What a fun concept.
This month, the prompt was for ‘dream geology classes.’ You know, the ones you really wish were offered back in your undergrad days. There are a few that I’ve always wished were taught, some of which I see are already touched upon in the responses to the call for posts. I’ll just talk about one.
FIELD METHODS -or- Rock-breaking 101
One class that I’ve noticed is sorely missing from almost all geology programs is a “Field Methods” class. It could be that the geosciences are heading more and more into the laboratory or onto computers, but it seems that field geology is suffering. A person can actually get a degree in the earth sciences without doing more than a day or two of field work ever!

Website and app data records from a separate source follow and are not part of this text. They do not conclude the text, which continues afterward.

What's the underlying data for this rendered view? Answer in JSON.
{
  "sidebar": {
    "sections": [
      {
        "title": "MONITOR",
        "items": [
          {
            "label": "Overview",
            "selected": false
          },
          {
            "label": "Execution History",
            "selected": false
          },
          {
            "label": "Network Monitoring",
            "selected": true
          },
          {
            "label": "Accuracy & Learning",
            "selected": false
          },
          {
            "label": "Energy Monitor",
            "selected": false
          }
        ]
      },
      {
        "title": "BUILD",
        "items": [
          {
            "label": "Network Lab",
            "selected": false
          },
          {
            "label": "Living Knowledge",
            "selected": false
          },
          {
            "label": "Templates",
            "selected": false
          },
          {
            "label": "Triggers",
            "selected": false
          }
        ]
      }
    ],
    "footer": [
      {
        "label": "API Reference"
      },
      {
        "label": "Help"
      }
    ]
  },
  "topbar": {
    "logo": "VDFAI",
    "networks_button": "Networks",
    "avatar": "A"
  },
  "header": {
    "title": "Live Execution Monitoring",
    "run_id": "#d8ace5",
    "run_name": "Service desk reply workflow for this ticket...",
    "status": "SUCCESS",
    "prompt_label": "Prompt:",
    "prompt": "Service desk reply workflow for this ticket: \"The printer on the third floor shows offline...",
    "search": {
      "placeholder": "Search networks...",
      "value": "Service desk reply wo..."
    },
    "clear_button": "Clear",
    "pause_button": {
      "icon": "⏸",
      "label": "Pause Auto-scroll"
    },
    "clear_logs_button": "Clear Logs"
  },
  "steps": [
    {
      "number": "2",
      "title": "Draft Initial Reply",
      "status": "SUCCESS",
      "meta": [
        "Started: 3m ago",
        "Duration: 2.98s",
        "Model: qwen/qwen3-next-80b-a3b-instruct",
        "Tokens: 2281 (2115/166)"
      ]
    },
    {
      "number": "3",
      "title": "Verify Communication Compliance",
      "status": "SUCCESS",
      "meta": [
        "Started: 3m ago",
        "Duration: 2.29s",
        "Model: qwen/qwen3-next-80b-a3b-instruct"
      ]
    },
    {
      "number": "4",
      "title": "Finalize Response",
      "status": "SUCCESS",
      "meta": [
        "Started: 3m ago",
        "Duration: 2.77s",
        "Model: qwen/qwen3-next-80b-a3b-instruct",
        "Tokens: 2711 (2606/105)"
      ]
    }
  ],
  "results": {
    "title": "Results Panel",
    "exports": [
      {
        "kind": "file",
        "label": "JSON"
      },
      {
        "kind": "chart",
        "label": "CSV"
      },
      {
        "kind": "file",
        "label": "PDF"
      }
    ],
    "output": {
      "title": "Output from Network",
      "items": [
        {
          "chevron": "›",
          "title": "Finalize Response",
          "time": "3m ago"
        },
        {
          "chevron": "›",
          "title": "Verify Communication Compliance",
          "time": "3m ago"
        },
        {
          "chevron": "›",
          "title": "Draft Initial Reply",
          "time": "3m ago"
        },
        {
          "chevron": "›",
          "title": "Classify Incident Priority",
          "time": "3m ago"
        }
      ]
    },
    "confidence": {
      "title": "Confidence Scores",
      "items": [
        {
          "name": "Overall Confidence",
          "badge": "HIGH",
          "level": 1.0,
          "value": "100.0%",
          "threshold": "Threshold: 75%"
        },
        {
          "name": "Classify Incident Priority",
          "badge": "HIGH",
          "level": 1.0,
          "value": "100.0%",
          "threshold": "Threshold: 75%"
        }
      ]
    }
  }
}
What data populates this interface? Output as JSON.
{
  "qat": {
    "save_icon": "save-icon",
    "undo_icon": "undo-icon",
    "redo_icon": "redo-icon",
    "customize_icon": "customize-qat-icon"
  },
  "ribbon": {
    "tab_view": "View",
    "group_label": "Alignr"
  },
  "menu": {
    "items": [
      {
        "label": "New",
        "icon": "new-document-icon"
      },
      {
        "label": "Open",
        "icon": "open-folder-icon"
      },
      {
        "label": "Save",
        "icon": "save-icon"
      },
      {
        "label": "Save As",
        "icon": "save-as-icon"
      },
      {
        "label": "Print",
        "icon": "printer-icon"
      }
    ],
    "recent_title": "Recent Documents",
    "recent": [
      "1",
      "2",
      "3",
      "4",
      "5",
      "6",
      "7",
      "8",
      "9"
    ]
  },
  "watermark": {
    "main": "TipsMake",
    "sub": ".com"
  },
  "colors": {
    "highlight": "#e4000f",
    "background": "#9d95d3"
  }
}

I was fortunate that where I did my undergraduate (Fort Lewis College), they actually offered a one-semester field methods class. This wasn’t field camp, that was different. This was a full semester course on how to read maps and use compasses. It taught you haw to take notes and how to deal with the geologist’s ‘laboratory,’ where it could rain on you while you’re working. It was ‘field-camp-mini,’ but it put those of us who later took a formal field camp (also offered by my school) at a huge advantage over our less-skilled classmates. (I’m glad to see that Fort Lewis still offers the field methods class, though it looks like field camp might have gone by the wayside.)
I loved that class. I learned in that class that I had what I needed to become a real geoscientist.
The only thing that the class lacked that I wished were in there was specific training on how to collect a hand sample. Seriously, I wanted to learn how to break a rock with a hammer. Over the years, I’ve gotten pretty good at it. There’s a finesse – a certain amount of skill – needed to break off the perfect chunk of rock, completely dependent upon the equipment you have and the type of rock. A two-hour lab exercise would have been effective to teach that.
That’s the class I think needs to be offered in every department at every school. I know I benefited greatly from having it, and I’m certain that students of the geosciences would benefit as well.